Original story by Abbot Hugh Anderson OSB and Fr. James Flint OSB

Compiled by Greg Munie

The story that you are about to read is true. I am only acting as an editor who asked the appropriate questions based on my personal experience as a student at St. Procopius College and my experience as a Benedictine Oblate and the Abbey wine maker. The impetus for this written tale is from Professor Isabel Lobo who, hearing this for the first time, suggested I commit it to print.

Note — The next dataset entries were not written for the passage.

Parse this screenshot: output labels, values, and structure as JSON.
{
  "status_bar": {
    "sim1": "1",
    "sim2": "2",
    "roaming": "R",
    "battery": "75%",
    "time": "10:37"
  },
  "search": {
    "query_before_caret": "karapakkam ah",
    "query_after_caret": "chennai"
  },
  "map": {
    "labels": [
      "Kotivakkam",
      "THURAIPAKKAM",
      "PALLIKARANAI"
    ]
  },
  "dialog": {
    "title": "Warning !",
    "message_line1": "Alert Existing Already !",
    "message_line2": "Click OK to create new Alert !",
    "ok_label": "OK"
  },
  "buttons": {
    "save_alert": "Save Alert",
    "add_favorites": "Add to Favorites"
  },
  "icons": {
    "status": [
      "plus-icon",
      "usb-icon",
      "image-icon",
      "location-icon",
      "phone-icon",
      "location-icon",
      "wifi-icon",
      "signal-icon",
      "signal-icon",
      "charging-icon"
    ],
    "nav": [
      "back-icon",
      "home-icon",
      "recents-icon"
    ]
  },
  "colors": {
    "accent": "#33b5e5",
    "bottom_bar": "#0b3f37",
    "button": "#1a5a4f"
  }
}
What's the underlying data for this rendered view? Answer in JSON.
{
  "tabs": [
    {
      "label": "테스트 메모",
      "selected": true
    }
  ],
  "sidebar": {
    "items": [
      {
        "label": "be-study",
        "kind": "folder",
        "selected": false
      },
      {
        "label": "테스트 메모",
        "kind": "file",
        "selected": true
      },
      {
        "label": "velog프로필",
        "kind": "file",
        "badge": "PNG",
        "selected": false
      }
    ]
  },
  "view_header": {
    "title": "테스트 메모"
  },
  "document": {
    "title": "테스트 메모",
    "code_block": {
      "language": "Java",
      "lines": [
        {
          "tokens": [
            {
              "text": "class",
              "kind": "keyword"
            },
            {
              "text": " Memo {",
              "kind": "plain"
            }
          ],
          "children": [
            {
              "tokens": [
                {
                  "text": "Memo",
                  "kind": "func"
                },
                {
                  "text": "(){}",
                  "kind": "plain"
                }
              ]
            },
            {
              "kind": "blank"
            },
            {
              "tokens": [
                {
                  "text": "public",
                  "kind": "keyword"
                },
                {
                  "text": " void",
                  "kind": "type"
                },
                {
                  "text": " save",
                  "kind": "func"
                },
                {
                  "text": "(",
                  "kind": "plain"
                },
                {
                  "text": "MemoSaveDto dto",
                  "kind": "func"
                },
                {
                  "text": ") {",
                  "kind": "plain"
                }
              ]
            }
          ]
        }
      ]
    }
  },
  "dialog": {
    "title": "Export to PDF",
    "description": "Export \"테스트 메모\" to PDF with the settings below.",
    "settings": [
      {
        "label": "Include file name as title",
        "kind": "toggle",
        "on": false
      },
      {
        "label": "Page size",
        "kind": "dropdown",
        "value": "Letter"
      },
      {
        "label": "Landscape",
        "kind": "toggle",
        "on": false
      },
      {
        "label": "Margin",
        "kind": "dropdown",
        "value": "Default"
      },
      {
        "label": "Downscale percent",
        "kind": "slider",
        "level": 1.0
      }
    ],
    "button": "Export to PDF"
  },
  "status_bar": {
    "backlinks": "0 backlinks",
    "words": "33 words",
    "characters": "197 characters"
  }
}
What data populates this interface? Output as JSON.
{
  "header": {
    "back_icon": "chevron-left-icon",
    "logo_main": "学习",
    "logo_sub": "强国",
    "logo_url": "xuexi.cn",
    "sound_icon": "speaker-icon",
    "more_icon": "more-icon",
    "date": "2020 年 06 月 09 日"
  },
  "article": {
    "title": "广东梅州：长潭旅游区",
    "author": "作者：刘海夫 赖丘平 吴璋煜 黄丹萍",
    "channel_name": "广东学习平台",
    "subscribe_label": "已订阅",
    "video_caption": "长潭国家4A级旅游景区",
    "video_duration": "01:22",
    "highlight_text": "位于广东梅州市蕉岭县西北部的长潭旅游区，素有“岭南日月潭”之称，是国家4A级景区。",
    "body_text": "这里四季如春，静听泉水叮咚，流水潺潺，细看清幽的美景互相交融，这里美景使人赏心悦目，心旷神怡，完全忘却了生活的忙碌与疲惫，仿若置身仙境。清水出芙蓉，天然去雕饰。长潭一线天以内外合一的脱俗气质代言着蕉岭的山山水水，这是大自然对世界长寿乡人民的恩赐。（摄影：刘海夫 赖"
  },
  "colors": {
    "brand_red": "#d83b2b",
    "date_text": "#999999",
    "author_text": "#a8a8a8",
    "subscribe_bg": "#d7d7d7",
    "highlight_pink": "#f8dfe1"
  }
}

To begin, I will say that in the 1960s, when I was an aspiring chemistry major, and the land was all agricultural, stretching from Lisle to Naperville, when across College Road from what is now Birck Hall and a bit to the southeast, there stood a cow barn (complete with cows tended by Br. Sebastian and other monks).  But no deer.  There simply were no deer in the area. Not a one. This may seem unusual given the current state of wildlife roundabouts.  But, back then, there were no deer.

Abbot Hugh and I have discussed this fact and, per his experience as a student in the 50s at St. Procopius, he also noted that deer were noticeable by their complete absence.

Now I would expect the average BU student has seen deer on the grounds. My wine class students in their vineyard work routinely encounter such wild creatures as deer, bees, hornets, GIANT spiders haunting their efforts to put grapes in the cooler (That’s another story!), occasional snakes and coyote. (There are also fox, woodchucks, skunk, raccoon and mink in the woods.)

So why no deer on this farm land circa 1950 – 1960?

Photo of Bambi at the Abbey. Photo Credit: St. Procopius Abbey

Here I offer the story of Bambi.

In the north of Wisconsin, the Abbey used to maintain a satellite facility that at one time was thought might become a Benedictine Hermitage.  Fr. Rembert was a force in this effort.  However, nothing developed except that the site became a retreat for the monks and various friends. With the monastic traffic going back and forth from the site it happened that one day, Fr. Clement, returning to the Abbey around the beginning of June, saw a dead deer by the side of the road.  Stopping, he found a fawn by the side of its dead mother.  The poor animal was shaking, from cold or fear, but Fr. Clement, taking a blanket from the car, wrapped up the orphan and brought her home to the monastery.

The little fawn was entrusted to Br. Martin.  Martin, who was a large and rather gruff person at times, took the little waif into his care and bottle-fed her — from a large green plastic 7-Up bottle!  And he named her Bambi.

She spent her first weeks, even months, as a docile inhabitant of the monastery — generally outside, though she would happily, if invited, come into the monastery’s community room to be admired and petted!  Knowing that her food came from Br. Martin kept her close.

As time passed, little Bambi grew until it became obvious that she had gotten a little bit large for domesticity.   She wandered further, including into the woods on the Abbey property.  But not so far as to be unable to hear Br. Martin’s gruff voice shouting out, “Bambi!”  Then she would bound out of the woods and straight into his loving arms.  If, as in the past, she approached the doors of the community room, pressed her nose against the glass, and looked hungry, she was sure to be welcomed and fed.

But with the fall and mating season coming on, Bambi spent more and more time off in the woodland.

Until, one day, no matter how loudly Br. Martin called, Bambi did not come back.

Which brings to mind an interesting fact about deer reproductive biology:  females stake out turf. They stay put.  Male deer are the roamers.

What happened to Bambi?  We don’t know for sure.  But from that time on, deer began to appear on the Abbey and university grounds.

Is there a positive connection?  Again, no one can tell.  But now, when you see deer roaming about on the BU grounds you might ask: “Are they Bambi’s grandchildren?”